ABOUT THIS TASK -
Go through the entries below and copy every line that holds the word "おてごろ".

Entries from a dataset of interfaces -
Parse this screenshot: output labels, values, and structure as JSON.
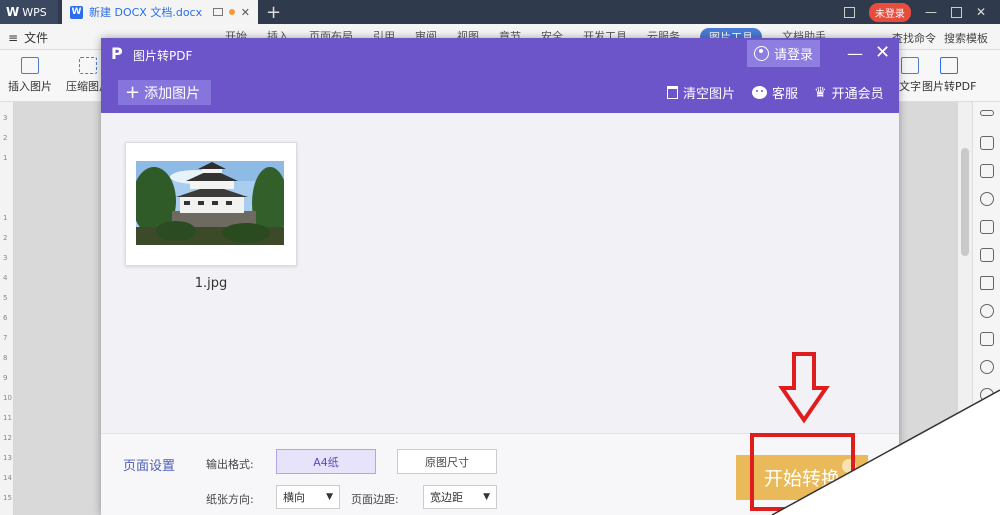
{
  "app": {
    "brand": "WPS",
    "doc_tab": "新建 DOCX 文档.docx",
    "login_badge": "未登录"
  },
  "menu": {
    "file": "文件",
    "tabs": [
      "开始",
      "插入",
      "页面布局",
      "引用",
      "审阅",
      "视图",
      "章节",
      "安全",
      "开发工具",
      "云服务",
      "图片工具",
      "文档助手"
    ],
    "active_tab": "图片工具",
    "search": "查找命令",
    "template": "搜索模板"
  },
  "ribbon": {
    "insert_picture": "插入图片",
    "compress_picture": "压缩图片",
    "text": "文字",
    "pic_to_pdf": "图片转PDF"
  },
  "ruler": [
    "3",
    "2",
    "1",
    "1",
    "2",
    "3",
    "4",
    "5",
    "6",
    "7",
    "8",
    "9",
    "10",
    "11",
    "12",
    "13",
    "14",
    "15"
  ],
  "dialog": {
    "title": "图片转PDF",
    "login": "请登录",
    "add_image": "添加图片",
    "clear_images": "清空图片",
    "support": "客服",
    "vip": "开通会员",
    "file_name": "1.jpg"
  },
  "settings": {
    "title": "页面设置",
    "output_format_label": "输出格式:",
    "format_a4": "A4纸",
    "format_original": "原图尺寸",
    "orientation_label": "纸张方向:",
    "orientation_value": "横向",
    "margin_label": "页面边距:",
    "margin_value": "宽边距",
    "start_button": "开始转换"
  },
  "colors": {
    "dialog_header": "#6b55c9",
    "start_button": "#e9b95a",
    "annotation_red": "#e01d1d"
  }
}
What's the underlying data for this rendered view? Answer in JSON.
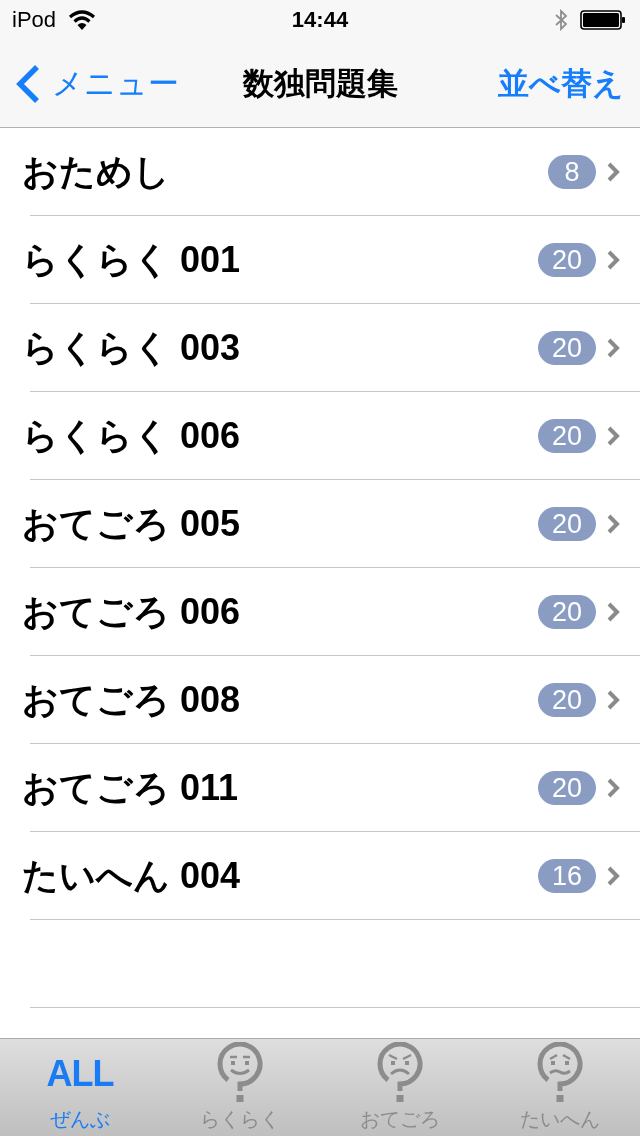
{
  "status_bar": {
    "carrier": "iPod",
    "time": "14:44"
  },
  "nav_bar": {
    "back": "メニュー",
    "title": "数独問題集",
    "action": "並べ替え"
  },
  "list": [
    {
      "title": "おためし",
      "count": "8"
    },
    {
      "title": "らくらく 001",
      "count": "20"
    },
    {
      "title": "らくらく 003",
      "count": "20"
    },
    {
      "title": "らくらく 006",
      "count": "20"
    },
    {
      "title": "おてごろ 005",
      "count": "20"
    },
    {
      "title": "おてごろ 006",
      "count": "20"
    },
    {
      "title": "おてごろ 008",
      "count": "20"
    },
    {
      "title": "おてごろ 011",
      "count": "20"
    },
    {
      "title": "たいへん 004",
      "count": "16"
    }
  ],
  "tab_bar": [
    {
      "kind": "label",
      "icon_text": "ALL",
      "label": "ぜんぶ",
      "selected": true
    },
    {
      "kind": "smile",
      "label": "らくらく",
      "selected": false
    },
    {
      "kind": "frown",
      "label": "おてごろ",
      "selected": false
    },
    {
      "kind": "worried",
      "label": "たいへん",
      "selected": false
    }
  ]
}
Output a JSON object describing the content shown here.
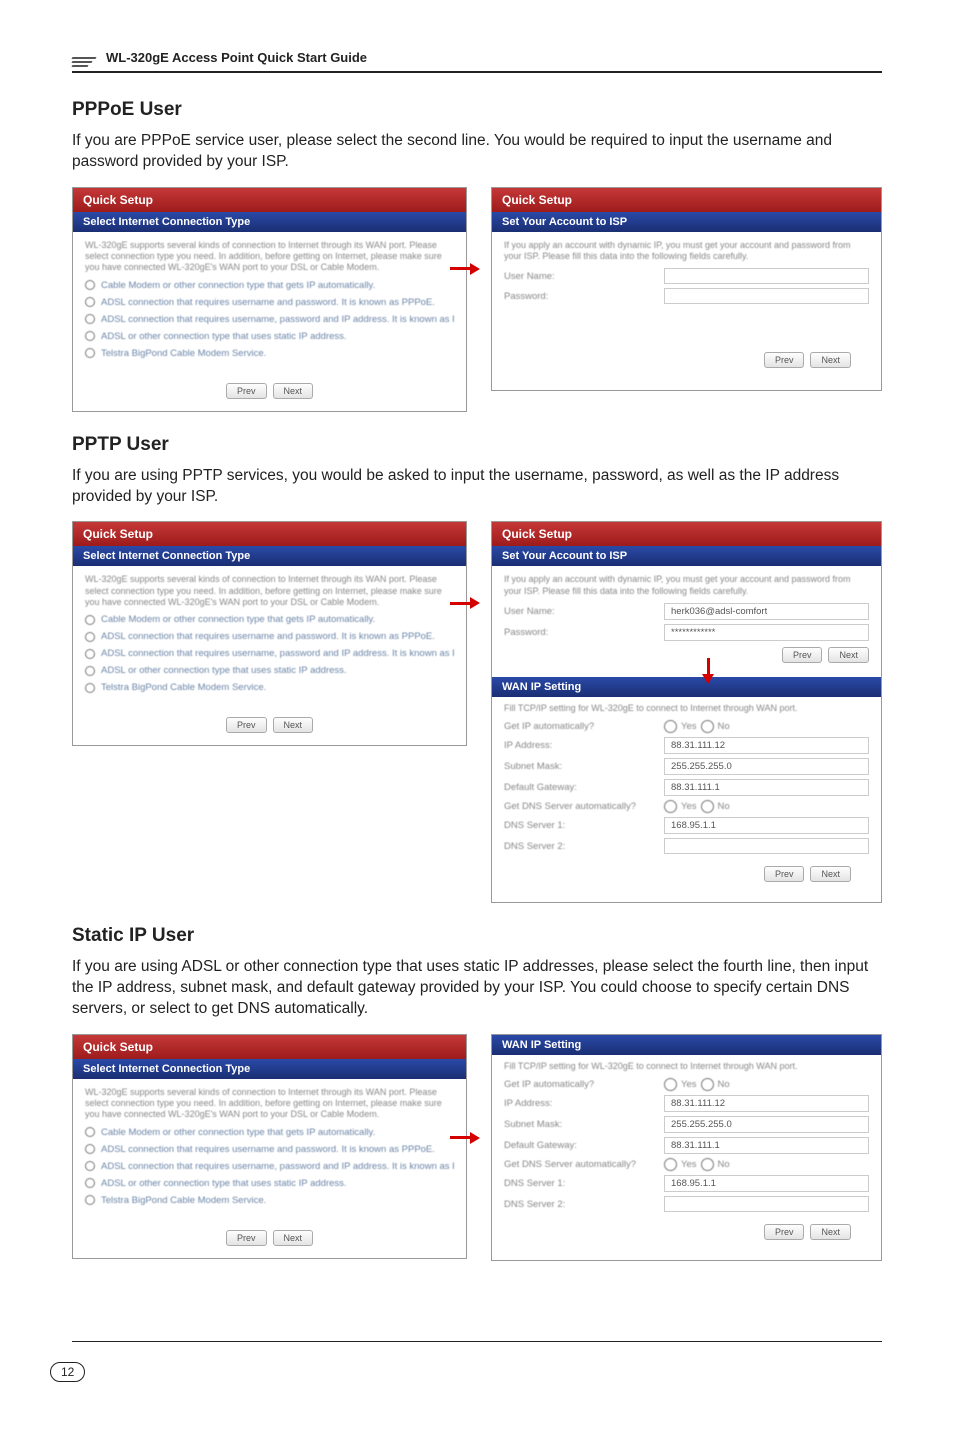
{
  "header": {
    "guide_title": "WL-320gE Access Point Quick Start Guide"
  },
  "page_number": "12",
  "sections": {
    "pppoe": {
      "title": "PPPoE User",
      "body": "If you are PPPoE service user, please select the second line. You would be required to input the username and password provided by your ISP."
    },
    "pptp": {
      "title": "PPTP User",
      "body": "If you are using PPTP services, you would be asked to input the username, password, as well as the IP address provided by your ISP."
    },
    "static": {
      "title": "Static IP User",
      "body": "If you are using ADSL or other connection type that uses static IP addresses, please select the fourth line, then input the IP address, subnet mask, and default gateway provided by your ISP. You could choose to specify certain DNS servers, or select to get DNS automatically."
    }
  },
  "ui": {
    "quick_setup": "Quick Setup",
    "select_conn": "Select Internet Connection Type",
    "conn_descr": "WL-320gE supports several kinds of connection to Internet through its WAN port. Please select connection type you need. In addition, before getting on Internet, please make sure you have connected WL-320gE's WAN port to your DSL or Cable Modem.",
    "opts": [
      "Cable Modem or other connection type that gets IP automatically.",
      "ADSL connection that requires username and password. It is known as PPPoE.",
      "ADSL connection that requires username, password and IP address. It is known as PPTP.",
      "ADSL or other connection type that uses static IP address.",
      "Telstra BigPond Cable Modem Service."
    ],
    "prev_btn": "Prev",
    "next_btn": "Next",
    "set_account": "Set Your Account to ISP",
    "account_descr": "If you apply an account with dynamic IP, you must get your account and password from your ISP. Please fill this data into the following fields carefully.",
    "user_name_lbl": "User Name:",
    "password_lbl": "Password:",
    "wan_ip_setting": "WAN IP Setting",
    "wan_descr": "Fill TCP/IP setting for WL-320gE to connect to Internet through WAN port.",
    "get_ip_auto": "Get IP automatically?",
    "ip_address": "IP Address:",
    "subnet_mask": "Subnet Mask:",
    "default_gw": "Default Gateway:",
    "get_dns_auto": "Get DNS Server automatically?",
    "dns1": "DNS Server 1:",
    "dns2": "DNS Server 2:",
    "yes": "Yes",
    "no": "No",
    "pptp_user": "herk036@adsl-comfort",
    "pptp_pass": "************",
    "ip_val": "88.31.111.12",
    "mask_val": "255.255.255.0",
    "gw_val": "88.31.111.1",
    "dns1_val": "168.95.1.1"
  }
}
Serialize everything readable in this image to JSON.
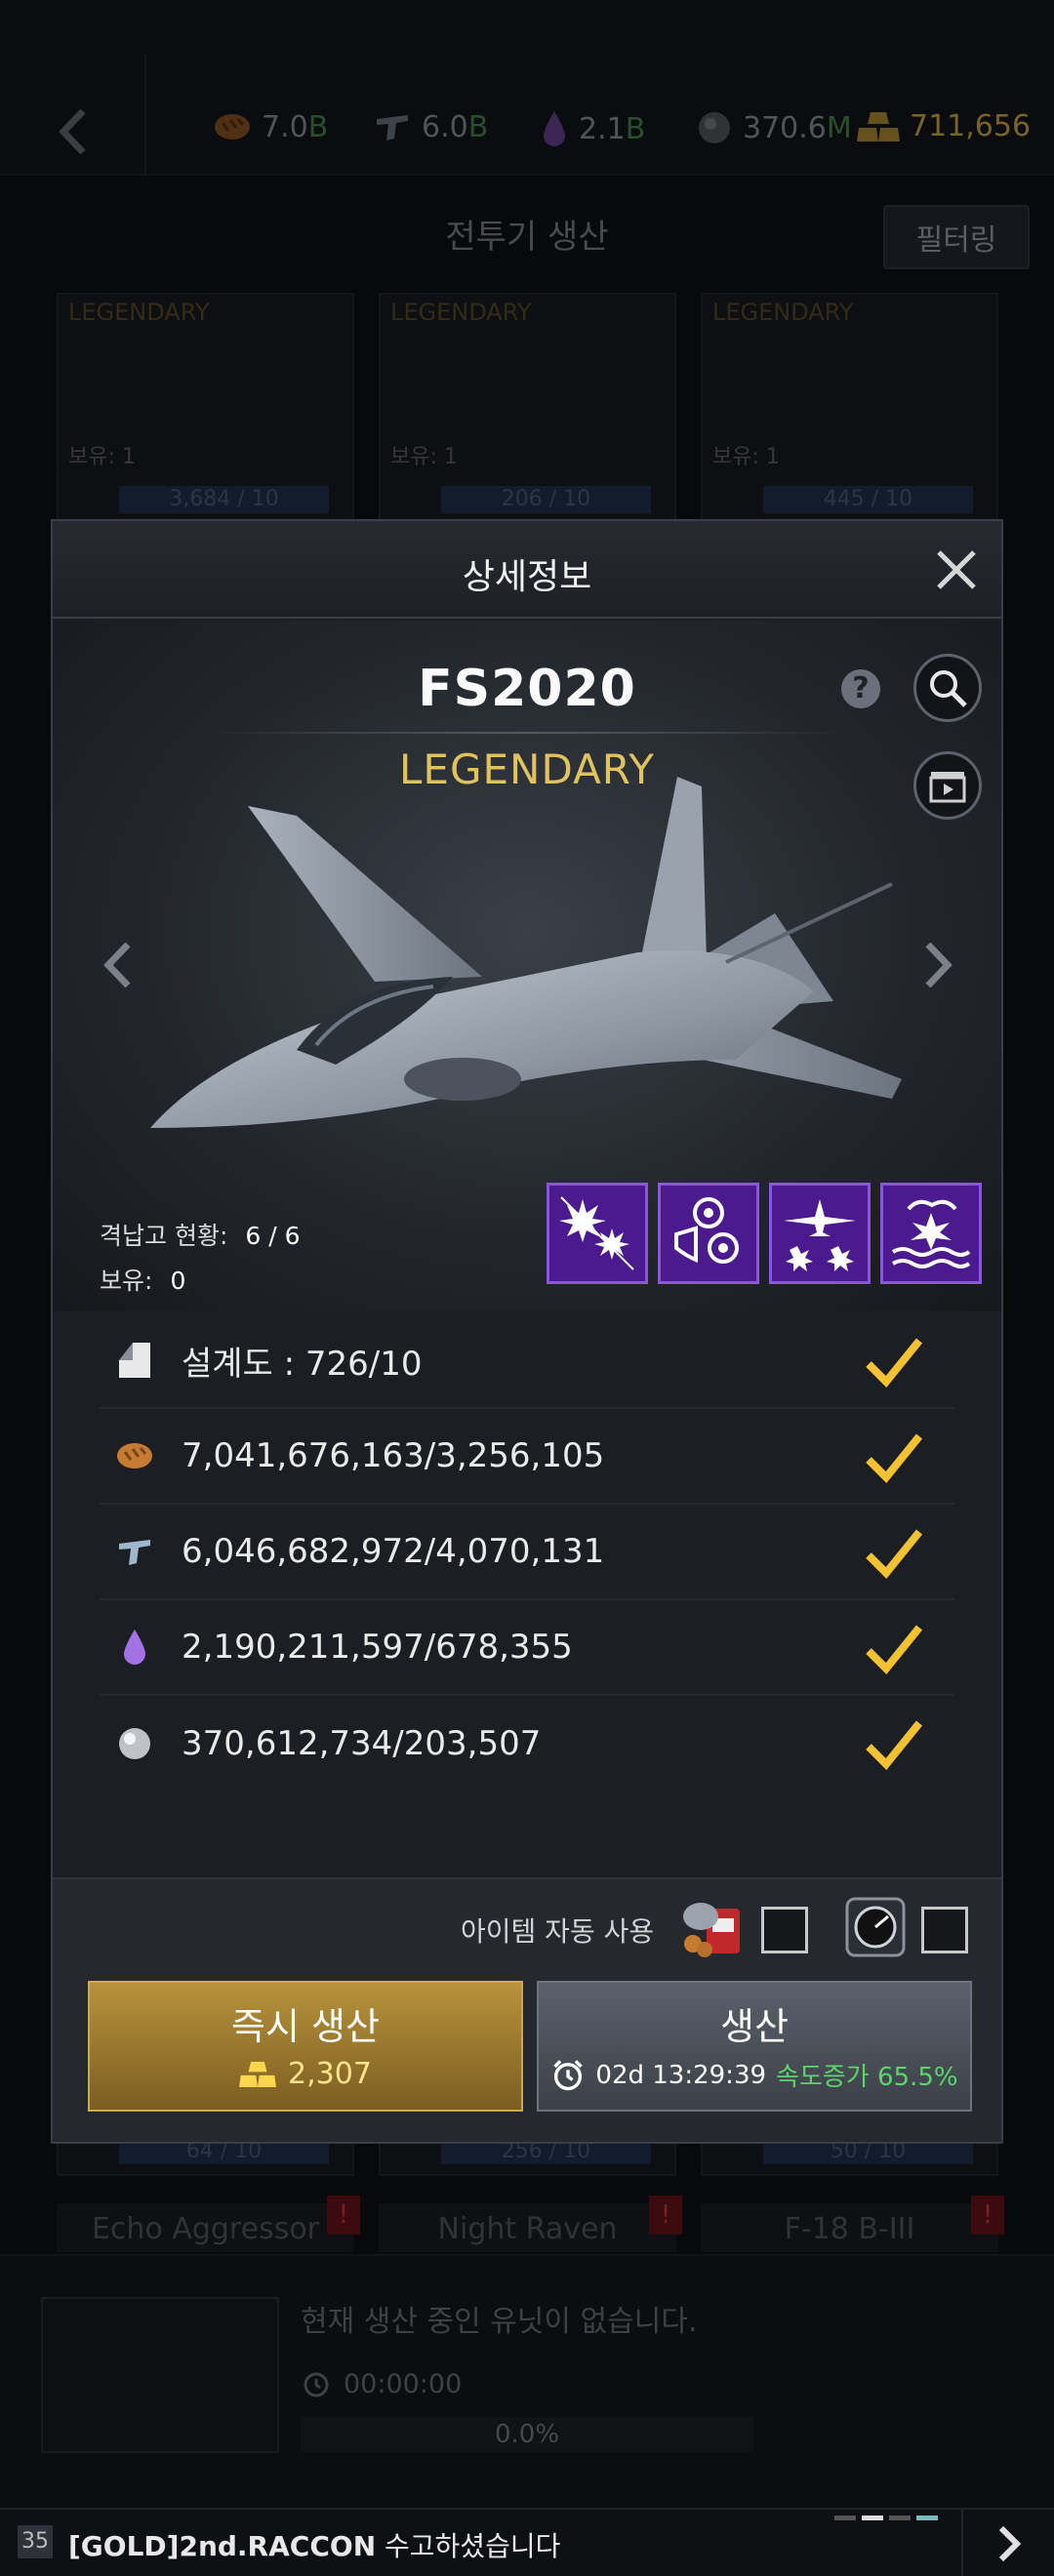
{
  "topbar": {
    "resources": [
      {
        "value": "7.0",
        "suffix": "B",
        "icon": "bread-icon"
      },
      {
        "value": "6.0",
        "suffix": "B",
        "icon": "steel-icon"
      },
      {
        "value": "2.1",
        "suffix": "B",
        "icon": "oil-drop-icon"
      },
      {
        "value": "370.6",
        "suffix": "M",
        "icon": "mineral-icon"
      },
      {
        "value": "711,656",
        "suffix": "",
        "icon": "gold-bars-icon"
      }
    ]
  },
  "page": {
    "title": "전투기 생산",
    "filter_label": "필터링"
  },
  "background_cards": [
    {
      "rarity": "LEGENDARY",
      "owned": "보유: 1",
      "progress": "3,684 / 10"
    },
    {
      "rarity": "LEGENDARY",
      "owned": "보유: 1",
      "progress": "206 / 10"
    },
    {
      "rarity": "LEGENDARY",
      "owned": "보유: 1",
      "progress": "445 / 10"
    }
  ],
  "background_cards_bottom": [
    {
      "progress": "64 / 10",
      "name": "Echo Aggressor"
    },
    {
      "progress": "256 / 10",
      "name": "Night Raven"
    },
    {
      "progress": "50 / 10",
      "name": "F-18 B-III"
    }
  ],
  "production": {
    "message": "현재 생산 중인 유닛이 없습니다.",
    "time": "00:00:00",
    "progress_label": "0.0%"
  },
  "chat": {
    "level": "35",
    "sender": "[GOLD]2nd.RACCON",
    "text": "수고하셨습니다"
  },
  "modal": {
    "title": "상세정보",
    "plane_name": "FS2020",
    "rarity": "LEGENDARY",
    "hangar_label": "격납고 현황:",
    "hangar_value": "6 / 6",
    "owned_label": "보유:",
    "owned_value": "0",
    "skills": [
      "skill-burst-icon",
      "skill-shield-icon",
      "skill-airstrike-icon",
      "skill-naval-icon"
    ],
    "requirements": [
      {
        "icon": "blueprint-icon",
        "text": "설계도 : 726/10",
        "met": true
      },
      {
        "icon": "bread-icon",
        "text": "7,041,676,163/3,256,105",
        "met": true
      },
      {
        "icon": "steel-icon",
        "text": "6,046,682,972/4,070,131",
        "met": true
      },
      {
        "icon": "oil-drop-icon",
        "text": "2,190,211,597/678,355",
        "met": true
      },
      {
        "icon": "mineral-icon",
        "text": "370,612,734/203,507",
        "met": true
      }
    ],
    "auto_item_label": "아이템 자동 사용",
    "instant_label": "즉시 생산",
    "instant_cost": "2,307",
    "produce_label": "생산",
    "produce_time": "02d 13:29:39",
    "produce_speed": "속도증가 65.5%",
    "colors": {
      "gold": "#e2c25d",
      "speed": "#58d66a",
      "check": "#f2c233",
      "skill": "#4b1a8f"
    }
  }
}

EXERCISE SOLUTION -
      "title": "おてごろ 005",
      "title": "おてごろ 006",
      "title": "おてごろ 008",
      "title": "おてごろ 011",
      "label": "おてごろ",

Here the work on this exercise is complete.